WORK INSTRUCTIONS → Please find every line in the entries below that contains the string "arrow", and copy it.
***** SUPPLIED ENTRIES
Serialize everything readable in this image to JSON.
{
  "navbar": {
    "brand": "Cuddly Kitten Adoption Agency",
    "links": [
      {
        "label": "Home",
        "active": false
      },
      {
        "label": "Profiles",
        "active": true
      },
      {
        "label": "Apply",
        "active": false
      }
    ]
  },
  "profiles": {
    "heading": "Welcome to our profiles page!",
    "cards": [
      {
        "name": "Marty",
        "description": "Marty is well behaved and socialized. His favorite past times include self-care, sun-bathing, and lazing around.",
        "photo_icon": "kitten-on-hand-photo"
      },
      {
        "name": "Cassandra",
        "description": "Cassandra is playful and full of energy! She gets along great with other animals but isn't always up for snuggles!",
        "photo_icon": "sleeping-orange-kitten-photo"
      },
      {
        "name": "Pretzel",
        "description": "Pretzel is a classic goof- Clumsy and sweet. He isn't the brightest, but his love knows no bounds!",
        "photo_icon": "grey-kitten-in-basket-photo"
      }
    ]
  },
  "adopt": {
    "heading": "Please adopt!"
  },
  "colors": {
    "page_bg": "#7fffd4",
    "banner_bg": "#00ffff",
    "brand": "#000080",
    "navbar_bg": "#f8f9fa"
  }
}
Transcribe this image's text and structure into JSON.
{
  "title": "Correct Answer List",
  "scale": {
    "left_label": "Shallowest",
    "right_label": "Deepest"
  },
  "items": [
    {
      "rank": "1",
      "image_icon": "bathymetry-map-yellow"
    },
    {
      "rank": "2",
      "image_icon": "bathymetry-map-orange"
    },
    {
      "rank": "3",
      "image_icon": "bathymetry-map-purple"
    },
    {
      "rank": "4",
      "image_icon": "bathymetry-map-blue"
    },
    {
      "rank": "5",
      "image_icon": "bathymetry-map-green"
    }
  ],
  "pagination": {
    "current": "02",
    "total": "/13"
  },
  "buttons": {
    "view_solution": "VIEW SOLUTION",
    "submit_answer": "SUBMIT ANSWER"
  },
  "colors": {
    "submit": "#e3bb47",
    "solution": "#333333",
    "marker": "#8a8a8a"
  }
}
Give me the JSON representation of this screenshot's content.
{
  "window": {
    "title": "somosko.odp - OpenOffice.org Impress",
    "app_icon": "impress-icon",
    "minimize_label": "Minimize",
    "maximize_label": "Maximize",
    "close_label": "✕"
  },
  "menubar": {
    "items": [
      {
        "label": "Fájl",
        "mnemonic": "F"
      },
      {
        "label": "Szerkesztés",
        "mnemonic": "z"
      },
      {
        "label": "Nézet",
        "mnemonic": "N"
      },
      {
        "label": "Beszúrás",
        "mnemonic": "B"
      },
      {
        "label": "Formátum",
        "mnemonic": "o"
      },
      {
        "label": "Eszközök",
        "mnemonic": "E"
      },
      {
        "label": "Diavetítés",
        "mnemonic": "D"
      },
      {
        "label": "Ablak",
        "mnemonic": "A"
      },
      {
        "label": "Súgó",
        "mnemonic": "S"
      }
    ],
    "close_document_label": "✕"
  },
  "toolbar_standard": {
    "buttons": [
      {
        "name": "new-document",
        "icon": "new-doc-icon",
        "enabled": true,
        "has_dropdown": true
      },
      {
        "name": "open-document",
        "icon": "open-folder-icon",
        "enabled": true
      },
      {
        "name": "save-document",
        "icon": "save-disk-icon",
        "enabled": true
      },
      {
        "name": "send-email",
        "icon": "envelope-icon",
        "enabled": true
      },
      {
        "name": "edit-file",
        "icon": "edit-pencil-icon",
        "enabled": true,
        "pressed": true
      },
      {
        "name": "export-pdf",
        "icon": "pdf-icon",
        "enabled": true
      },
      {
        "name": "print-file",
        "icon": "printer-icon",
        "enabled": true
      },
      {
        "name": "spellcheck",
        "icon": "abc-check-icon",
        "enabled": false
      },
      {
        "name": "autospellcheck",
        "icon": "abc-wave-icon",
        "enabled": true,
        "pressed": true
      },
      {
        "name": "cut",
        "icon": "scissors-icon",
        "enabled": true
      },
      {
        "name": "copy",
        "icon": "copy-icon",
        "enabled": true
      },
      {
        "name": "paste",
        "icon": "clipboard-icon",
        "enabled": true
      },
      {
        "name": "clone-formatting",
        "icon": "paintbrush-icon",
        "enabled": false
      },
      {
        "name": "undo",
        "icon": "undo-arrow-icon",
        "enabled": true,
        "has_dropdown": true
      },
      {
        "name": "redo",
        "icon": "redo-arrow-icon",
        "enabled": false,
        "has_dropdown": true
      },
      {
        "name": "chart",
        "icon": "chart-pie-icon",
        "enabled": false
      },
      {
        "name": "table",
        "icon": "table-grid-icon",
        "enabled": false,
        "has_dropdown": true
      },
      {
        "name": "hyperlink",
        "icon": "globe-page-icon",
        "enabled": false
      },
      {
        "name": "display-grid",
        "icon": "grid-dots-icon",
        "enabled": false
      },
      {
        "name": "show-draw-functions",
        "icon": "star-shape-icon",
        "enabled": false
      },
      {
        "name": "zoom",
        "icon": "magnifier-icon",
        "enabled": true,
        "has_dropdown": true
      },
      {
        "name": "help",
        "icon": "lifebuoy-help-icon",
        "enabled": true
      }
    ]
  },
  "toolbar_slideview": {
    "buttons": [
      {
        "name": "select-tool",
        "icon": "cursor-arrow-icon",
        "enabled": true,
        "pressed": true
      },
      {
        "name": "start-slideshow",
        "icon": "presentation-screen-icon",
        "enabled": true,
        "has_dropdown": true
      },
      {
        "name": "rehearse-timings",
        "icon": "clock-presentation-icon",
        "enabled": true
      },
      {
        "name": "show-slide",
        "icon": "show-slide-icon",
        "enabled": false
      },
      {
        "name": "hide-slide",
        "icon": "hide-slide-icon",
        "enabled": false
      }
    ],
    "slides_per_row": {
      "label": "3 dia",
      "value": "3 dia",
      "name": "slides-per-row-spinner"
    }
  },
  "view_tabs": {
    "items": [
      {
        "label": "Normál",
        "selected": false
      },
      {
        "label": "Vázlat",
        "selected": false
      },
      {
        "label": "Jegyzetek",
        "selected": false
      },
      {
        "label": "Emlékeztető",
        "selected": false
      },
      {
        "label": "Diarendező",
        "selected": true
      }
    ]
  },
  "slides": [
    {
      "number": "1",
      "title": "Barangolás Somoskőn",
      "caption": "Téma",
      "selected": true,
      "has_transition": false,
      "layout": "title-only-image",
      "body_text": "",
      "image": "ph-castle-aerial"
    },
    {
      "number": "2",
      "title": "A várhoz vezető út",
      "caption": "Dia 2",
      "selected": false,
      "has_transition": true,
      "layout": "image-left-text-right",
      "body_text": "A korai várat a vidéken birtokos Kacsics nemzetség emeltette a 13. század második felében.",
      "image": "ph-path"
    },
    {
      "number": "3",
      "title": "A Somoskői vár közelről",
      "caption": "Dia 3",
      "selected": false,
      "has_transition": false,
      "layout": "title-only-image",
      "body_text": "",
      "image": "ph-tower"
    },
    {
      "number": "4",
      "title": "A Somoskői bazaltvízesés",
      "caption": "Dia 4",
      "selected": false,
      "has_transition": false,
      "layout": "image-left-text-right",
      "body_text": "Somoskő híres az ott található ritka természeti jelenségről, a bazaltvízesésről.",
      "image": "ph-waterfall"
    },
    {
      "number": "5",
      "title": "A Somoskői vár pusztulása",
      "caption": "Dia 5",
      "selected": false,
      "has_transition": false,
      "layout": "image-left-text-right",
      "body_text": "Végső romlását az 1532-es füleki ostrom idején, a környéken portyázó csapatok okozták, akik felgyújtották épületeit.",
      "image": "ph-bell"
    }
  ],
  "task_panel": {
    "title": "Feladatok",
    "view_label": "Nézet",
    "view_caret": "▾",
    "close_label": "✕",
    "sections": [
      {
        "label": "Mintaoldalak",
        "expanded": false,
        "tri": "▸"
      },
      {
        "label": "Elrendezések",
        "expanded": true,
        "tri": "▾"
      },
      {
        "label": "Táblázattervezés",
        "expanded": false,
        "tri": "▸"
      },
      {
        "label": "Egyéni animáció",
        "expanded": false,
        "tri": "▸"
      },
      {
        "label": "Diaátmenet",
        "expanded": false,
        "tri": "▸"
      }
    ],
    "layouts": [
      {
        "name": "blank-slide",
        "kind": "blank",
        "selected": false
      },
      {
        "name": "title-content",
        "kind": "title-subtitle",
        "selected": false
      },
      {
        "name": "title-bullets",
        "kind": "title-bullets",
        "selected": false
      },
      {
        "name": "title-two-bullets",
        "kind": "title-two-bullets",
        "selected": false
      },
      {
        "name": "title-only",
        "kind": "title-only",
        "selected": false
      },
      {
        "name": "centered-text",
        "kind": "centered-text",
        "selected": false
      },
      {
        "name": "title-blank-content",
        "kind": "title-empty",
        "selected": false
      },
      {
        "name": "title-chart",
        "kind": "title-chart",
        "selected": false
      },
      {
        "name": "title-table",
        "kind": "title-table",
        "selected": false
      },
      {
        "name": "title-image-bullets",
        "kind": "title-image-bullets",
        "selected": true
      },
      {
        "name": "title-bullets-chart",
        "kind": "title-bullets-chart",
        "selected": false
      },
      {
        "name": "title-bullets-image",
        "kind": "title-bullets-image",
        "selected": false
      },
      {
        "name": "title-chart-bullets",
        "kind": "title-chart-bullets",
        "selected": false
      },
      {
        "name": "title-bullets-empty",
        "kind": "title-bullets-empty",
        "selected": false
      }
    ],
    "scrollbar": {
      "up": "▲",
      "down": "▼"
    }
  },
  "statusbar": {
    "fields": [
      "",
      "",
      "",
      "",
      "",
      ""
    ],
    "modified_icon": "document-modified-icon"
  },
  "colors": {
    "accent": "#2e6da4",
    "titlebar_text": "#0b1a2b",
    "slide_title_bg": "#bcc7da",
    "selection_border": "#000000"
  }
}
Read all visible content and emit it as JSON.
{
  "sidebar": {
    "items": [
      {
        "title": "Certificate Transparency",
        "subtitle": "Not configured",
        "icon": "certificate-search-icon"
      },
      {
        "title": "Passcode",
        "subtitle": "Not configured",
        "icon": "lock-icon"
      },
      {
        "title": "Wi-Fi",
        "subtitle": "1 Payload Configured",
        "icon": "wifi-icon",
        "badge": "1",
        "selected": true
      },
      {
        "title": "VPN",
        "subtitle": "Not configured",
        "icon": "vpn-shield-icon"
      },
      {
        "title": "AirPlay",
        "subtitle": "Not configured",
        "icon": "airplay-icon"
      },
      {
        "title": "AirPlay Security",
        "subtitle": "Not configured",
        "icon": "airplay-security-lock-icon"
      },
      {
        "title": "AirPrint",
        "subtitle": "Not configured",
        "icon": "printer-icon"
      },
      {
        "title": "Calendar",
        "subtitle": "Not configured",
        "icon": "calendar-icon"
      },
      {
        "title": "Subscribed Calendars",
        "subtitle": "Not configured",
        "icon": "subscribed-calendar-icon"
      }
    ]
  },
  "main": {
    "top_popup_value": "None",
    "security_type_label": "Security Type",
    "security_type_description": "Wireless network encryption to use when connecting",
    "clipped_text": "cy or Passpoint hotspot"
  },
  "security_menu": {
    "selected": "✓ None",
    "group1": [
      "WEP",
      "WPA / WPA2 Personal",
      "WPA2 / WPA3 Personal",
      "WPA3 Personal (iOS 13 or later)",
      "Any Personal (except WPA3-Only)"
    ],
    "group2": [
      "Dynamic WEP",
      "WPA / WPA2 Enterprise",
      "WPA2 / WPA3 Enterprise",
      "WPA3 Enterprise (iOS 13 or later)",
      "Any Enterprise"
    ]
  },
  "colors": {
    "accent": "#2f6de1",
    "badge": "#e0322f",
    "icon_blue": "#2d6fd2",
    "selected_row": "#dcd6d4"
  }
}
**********
WORKED SOLUTION →
        "icon": "undo-arrow-icon",
        "icon": "redo-arrow-icon",
        "icon": "cursor-arrow-icon",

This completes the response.